Wednesday, May 21, 2008

No, I'm Not a Nurse

Salesguy: Do you need a new suit?

Me: No, thanks, I don't need one if I wear my white coat.

Salesguy: Oh, are you a nurse?

Me (politely): No, I'm a doctor.

Salesguy: Ohhhh.

I know every one of my female classmates has dealt with this, and I'm sure we're not alone. There are worse things to call me, of course, than "nurse". Nurses do a ton of work that I don't have to. I don't have to change sheets, clean bedpans, draw blood, or answer the call button all night (although I will get to answer my pager if the call button was pushed for me).

So why, then, does it irritate me when people assume that if you're a female in a health profession, you have to be a nurse? And conversely, if you're male, that you're a doctor? There are male nurses out there, more than ever, and women now make up at least half of current medical school classes (mine had a female majority). Is it so shocking that I'm a doctor (or about to be--I'm trying to get used to saying it, as it will be true in ten days)?

I know that most people don't mean any harm by this, and the guy didn't mean to offend me, but every once in a while I get sensitive about this. Does this mean that I am somehow superior to a nurse, or that I feel superior to them? I hope not. However, I have worked awfully hard to get to this point (hence my defensiveness). I want some acknowledgment that this took eight years to get here. I don't want everyone to call me "Doctor", but I am proud to be able to call myself one.

And I'm awfully tickled that, from now on, formal invitations addressed to us will read "Dr. Tiny Shrink and Mr. Husband Of". I find this totally amusing.

Okay, I'm probably a little overly proud of this, and maybe even a bit conceited, but it'll be rubbed out of me soon enough.

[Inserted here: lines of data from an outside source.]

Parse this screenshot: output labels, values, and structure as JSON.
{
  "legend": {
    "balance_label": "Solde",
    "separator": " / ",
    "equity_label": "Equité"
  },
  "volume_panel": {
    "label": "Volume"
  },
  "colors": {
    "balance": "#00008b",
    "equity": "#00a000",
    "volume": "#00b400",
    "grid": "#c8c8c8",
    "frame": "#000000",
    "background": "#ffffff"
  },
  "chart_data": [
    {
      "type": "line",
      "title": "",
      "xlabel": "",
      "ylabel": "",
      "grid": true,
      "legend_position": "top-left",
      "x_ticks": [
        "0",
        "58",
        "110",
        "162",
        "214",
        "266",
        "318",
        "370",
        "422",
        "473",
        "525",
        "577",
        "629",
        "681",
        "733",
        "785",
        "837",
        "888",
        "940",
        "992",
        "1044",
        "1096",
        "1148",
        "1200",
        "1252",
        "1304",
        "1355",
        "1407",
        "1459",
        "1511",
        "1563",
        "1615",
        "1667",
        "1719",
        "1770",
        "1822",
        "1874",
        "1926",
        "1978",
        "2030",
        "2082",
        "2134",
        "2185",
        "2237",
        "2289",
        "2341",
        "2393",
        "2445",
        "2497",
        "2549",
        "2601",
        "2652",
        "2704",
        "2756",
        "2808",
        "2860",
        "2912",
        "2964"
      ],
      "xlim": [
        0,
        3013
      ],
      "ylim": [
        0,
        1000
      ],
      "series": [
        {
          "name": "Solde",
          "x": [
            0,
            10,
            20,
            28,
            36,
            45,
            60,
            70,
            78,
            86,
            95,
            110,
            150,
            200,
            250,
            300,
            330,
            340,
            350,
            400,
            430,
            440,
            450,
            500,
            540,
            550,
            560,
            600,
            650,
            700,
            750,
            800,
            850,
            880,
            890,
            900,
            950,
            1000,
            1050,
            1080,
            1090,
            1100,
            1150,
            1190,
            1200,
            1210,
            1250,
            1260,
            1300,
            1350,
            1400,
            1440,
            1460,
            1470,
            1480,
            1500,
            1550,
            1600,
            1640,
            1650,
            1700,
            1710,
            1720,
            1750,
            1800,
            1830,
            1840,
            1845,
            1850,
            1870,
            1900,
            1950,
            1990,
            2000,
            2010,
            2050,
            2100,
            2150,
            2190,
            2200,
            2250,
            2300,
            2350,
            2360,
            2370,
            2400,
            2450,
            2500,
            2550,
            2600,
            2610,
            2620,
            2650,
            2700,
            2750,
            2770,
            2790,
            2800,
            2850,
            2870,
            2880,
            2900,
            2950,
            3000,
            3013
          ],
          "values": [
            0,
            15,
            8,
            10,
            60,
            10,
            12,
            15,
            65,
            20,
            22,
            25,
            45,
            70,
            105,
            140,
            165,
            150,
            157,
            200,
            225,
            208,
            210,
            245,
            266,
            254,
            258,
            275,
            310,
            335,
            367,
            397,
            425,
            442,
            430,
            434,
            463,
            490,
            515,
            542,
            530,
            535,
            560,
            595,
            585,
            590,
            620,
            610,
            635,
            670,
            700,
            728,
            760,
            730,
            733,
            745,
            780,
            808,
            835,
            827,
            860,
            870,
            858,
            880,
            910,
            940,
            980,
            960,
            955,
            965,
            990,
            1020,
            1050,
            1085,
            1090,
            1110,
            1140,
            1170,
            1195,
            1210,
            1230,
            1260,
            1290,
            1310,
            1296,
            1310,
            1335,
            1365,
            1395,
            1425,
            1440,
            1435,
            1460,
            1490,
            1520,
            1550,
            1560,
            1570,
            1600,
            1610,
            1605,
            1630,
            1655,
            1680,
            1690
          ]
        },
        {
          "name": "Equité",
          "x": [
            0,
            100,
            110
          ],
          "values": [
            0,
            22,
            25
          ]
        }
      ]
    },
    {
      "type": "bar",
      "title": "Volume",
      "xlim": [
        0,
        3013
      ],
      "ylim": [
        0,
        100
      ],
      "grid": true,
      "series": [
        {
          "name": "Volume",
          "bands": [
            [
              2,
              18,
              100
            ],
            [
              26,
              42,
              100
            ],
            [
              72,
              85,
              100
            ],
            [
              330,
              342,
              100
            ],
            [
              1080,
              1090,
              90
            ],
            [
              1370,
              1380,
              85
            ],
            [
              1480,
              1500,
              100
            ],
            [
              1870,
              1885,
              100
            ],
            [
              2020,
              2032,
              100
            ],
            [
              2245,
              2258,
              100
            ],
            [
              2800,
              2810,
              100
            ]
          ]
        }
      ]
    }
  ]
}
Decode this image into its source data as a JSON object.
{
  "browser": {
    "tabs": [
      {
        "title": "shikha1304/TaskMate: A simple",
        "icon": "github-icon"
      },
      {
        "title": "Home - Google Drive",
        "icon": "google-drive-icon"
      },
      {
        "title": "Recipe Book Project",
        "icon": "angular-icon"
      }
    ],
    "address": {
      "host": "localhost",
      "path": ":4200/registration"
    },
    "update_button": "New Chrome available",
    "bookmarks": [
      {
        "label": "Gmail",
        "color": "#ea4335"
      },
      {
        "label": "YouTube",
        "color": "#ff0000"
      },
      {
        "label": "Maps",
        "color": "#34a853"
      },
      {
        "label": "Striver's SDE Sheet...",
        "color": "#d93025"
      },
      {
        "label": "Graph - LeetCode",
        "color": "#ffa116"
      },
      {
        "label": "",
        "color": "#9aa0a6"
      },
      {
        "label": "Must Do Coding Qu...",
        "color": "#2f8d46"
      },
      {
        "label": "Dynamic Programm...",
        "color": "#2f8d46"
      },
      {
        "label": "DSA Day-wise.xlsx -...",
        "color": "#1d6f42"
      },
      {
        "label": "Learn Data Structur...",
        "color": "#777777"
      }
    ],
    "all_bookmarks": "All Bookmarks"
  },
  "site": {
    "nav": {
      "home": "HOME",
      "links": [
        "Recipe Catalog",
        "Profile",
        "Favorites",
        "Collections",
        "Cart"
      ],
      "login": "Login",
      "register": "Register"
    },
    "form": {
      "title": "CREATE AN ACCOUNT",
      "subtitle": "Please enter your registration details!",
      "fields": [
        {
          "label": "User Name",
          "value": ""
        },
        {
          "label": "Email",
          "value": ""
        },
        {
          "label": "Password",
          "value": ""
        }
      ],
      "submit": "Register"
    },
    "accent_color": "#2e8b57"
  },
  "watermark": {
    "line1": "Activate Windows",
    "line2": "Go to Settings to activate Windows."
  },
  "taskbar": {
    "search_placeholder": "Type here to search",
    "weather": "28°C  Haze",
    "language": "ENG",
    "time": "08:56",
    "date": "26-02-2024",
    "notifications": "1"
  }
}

I'm sure there will be times during intern year when I'll wish I could say "I'm just the medical student, let me get the doctor for you." In fact, I think that is highly likely. Ack, less than 1.5 months to go!


Dragonfly said...

When I say I am doing medicine I get "to be a??" And they don't mean GP, paediatrics, surgeon etc. "To be a nurse....or a pharmacist?..."

frectis said...

Just today when I picked up my dog from the vet I asked about how I should tell if the dog was getting sick again... s/s of infection the same as a human in post op? The vet asked me if I was a doctor and I said a midwife and he said, "Ohhhh" ;) No one ever guesses mine right :P

Basia said...

I got my first wedding invitation to "Dr and Mr." I told my mom, and she got upset. She got offended, told me not to encourage this kind of behavior, and to watch out to make sure my husband's feelings (aka, male ego) didn't get bruised. I was shocked by her responce.

Midwife with a Knife said...

It is irritating. I hate correcting people, because I think nurses are great, but I also feel like I deserve the credit (and let's face it the prestige) of an MD.

Tiny Shrink said...

Dragonfly: I get that, too. As if "medical school" encompasses all health professions jobs. Of course, the term is older than many of the recent jobs (PT, PA, etc), but if I were in PT school I'd say PT school.

Frectis: perhaps you just look the part more than I do? Or talk the talk better? Of course, "midwife" is a pretty cool title, too.

Basia: I'd have been shocked, too. Fortunately, knowing your husband, I doubt it bothers him, and I'm sure he's as proud of you as we all are.

MWWAK: I think you've hit it. There is a prestige issue here, and we feel like we've earned it.

PRN said...

I'm a female nurse and I get called "Doctor" from time to time. (On the floor where I work everyone wears the same light blue scrubs and the docs generally leave their white coats at the door to avoid getting blood and amniotic fluid on them.) I always respond with pride, "Actually I'm a nurse."

I'm surprised by midwife-with-a-knife's response because in her blog-name she essentially calls herself a nurse... Midwives these days are nurses with their masters or doctoral degrees. What's the deal? MWAK? If we're going to get protective of titles, I'd like to reclaim "Midwife" for the non-knife-wielding medical professionals among us.